Mark Twain's Chronicle of Young SatanDate: Mon, December 14, 2015
Time: 6:00 PM
Benjamin Griffin, Editor, Mark Twain Project, UC Berkeley
Monday Night Philosophy plays its iconoclast card. Mark Twain’s Chronicle of Young Satan—a late work that he left unfinished—has a passage in which the “angel” Satan forms people out of clay, and gives them life, only to kill them. Twain’s literary source was the Apocryphal New Testament published by William Hone in 1821, by way of an 1867 article by—Mark Twain.
In its time, Hone’s book was a scandal, and it remained one. Mark Twain eventually became an inventor of biblical apocrypha himself: the “diaries” of Adam, Eve, Shem and Methuselah, and his letters of Satan. Mark Twain’s treatment of the clay-people episode in his re-writing of the Infancy Gospel, despite Twain’s habitual railing against “The Moral Sense,” is strictly moral. Twain asks: Shall human beings expect better treatment by the gods than mosquitoes can expect from humans? And he recognizes that the advent of a truly omnipotent child would, in reality, be a disaster for human society, and uses that to critique the theological commonplace that “apparent evils” are wrought by God for our own benefit, if we only could see.
Week to Week Political Roundtable and Holiday Social 12/14/15Date: Mon, December 14, 2015
Time: 6:30 PM
Our special year-end political wrap-up!

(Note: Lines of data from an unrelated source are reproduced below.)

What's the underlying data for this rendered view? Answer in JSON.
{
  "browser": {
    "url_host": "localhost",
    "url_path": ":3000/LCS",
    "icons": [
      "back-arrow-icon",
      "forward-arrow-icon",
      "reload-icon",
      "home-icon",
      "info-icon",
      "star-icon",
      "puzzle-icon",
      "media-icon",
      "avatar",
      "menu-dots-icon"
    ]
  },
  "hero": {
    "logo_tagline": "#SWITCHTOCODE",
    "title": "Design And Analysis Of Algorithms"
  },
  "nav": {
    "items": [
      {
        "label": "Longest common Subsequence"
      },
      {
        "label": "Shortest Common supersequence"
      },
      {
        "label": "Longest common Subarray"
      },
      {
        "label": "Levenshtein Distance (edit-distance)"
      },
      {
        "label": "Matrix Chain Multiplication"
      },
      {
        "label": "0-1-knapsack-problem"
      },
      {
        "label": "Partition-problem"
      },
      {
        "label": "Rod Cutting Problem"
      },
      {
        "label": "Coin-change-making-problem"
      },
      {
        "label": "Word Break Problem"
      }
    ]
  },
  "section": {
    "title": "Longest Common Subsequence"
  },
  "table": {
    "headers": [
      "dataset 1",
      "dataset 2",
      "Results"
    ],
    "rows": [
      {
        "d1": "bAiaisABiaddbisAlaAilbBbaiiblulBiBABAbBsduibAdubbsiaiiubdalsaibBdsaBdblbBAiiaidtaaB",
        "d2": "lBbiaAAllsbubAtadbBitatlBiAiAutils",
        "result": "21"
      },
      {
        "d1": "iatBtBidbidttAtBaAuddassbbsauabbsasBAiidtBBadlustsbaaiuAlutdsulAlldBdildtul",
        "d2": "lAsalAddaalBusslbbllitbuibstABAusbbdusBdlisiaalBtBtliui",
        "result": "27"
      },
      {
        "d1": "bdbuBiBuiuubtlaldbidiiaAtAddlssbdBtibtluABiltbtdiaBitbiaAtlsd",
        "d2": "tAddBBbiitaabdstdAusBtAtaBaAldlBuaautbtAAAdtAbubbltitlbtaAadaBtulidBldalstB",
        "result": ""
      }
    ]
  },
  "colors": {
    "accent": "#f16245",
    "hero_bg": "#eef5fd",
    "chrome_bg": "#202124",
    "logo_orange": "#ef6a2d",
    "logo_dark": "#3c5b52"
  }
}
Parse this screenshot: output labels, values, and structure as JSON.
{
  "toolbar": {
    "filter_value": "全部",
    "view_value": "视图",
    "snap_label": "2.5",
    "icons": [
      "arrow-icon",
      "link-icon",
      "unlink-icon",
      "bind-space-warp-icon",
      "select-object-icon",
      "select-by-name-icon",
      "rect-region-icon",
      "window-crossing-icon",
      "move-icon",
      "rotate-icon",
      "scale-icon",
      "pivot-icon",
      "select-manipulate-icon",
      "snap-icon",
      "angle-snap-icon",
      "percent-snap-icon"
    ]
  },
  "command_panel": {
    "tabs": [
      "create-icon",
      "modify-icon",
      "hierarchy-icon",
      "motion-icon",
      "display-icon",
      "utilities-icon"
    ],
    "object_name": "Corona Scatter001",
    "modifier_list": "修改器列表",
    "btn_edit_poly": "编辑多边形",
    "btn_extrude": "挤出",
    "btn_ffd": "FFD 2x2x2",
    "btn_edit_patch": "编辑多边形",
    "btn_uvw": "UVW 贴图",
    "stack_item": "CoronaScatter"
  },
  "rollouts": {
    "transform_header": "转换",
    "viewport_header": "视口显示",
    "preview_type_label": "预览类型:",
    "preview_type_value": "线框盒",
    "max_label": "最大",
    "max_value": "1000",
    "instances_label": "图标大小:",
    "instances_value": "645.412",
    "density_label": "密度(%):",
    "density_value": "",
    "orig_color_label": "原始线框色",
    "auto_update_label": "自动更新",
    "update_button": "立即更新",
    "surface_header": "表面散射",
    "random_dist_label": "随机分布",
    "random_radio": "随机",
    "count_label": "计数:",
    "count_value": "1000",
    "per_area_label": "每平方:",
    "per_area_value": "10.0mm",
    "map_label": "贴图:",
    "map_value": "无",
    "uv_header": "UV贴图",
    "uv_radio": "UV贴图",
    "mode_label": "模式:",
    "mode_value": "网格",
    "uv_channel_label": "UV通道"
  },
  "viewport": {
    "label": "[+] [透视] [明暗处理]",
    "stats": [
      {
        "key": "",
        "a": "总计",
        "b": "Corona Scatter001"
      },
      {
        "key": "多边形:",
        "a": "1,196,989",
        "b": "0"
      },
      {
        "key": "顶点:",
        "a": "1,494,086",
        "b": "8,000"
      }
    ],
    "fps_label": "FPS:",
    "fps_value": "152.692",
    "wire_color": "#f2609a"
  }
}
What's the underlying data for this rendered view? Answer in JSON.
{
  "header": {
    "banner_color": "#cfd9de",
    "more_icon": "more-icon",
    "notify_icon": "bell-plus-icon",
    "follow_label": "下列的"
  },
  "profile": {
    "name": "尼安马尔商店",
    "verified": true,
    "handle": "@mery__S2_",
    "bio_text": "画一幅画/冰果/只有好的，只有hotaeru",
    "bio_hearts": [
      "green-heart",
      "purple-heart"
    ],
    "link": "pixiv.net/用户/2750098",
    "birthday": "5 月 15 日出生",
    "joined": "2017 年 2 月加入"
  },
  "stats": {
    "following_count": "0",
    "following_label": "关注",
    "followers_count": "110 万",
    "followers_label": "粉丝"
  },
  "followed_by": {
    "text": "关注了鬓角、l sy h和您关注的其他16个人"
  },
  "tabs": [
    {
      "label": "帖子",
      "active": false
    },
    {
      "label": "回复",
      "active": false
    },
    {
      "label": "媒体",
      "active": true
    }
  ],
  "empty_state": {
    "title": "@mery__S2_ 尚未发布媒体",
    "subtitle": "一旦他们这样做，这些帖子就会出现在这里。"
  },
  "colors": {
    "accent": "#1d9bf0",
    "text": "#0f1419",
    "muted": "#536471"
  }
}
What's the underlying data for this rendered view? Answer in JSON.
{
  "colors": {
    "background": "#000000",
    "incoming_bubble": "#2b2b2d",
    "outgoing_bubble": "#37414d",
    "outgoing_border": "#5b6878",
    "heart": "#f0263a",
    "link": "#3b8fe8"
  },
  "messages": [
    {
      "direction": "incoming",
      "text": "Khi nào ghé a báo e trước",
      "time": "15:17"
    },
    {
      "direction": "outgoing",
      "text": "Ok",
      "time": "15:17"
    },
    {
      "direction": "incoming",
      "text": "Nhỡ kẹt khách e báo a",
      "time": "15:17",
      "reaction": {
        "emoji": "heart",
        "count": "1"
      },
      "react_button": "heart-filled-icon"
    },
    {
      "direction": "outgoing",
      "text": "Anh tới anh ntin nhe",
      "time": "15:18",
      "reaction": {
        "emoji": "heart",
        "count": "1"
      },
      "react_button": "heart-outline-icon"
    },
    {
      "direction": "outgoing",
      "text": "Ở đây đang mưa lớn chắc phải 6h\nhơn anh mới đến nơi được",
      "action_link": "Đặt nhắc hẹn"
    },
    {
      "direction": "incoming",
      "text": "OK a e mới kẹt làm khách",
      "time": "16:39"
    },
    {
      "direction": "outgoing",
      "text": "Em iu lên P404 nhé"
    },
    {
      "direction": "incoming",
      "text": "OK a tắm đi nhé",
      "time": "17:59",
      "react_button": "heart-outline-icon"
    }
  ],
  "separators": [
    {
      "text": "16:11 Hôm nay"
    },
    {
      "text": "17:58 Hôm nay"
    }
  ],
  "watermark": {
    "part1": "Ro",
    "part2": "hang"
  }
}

It's our annual holiday special social hour followed by a special year-end edition of our popular Week to Week political roundtable. We'll discuss the biggest (and some of the oddest) political news of the day with intelligence and wit, and you'll get to meet other interested and interesting people.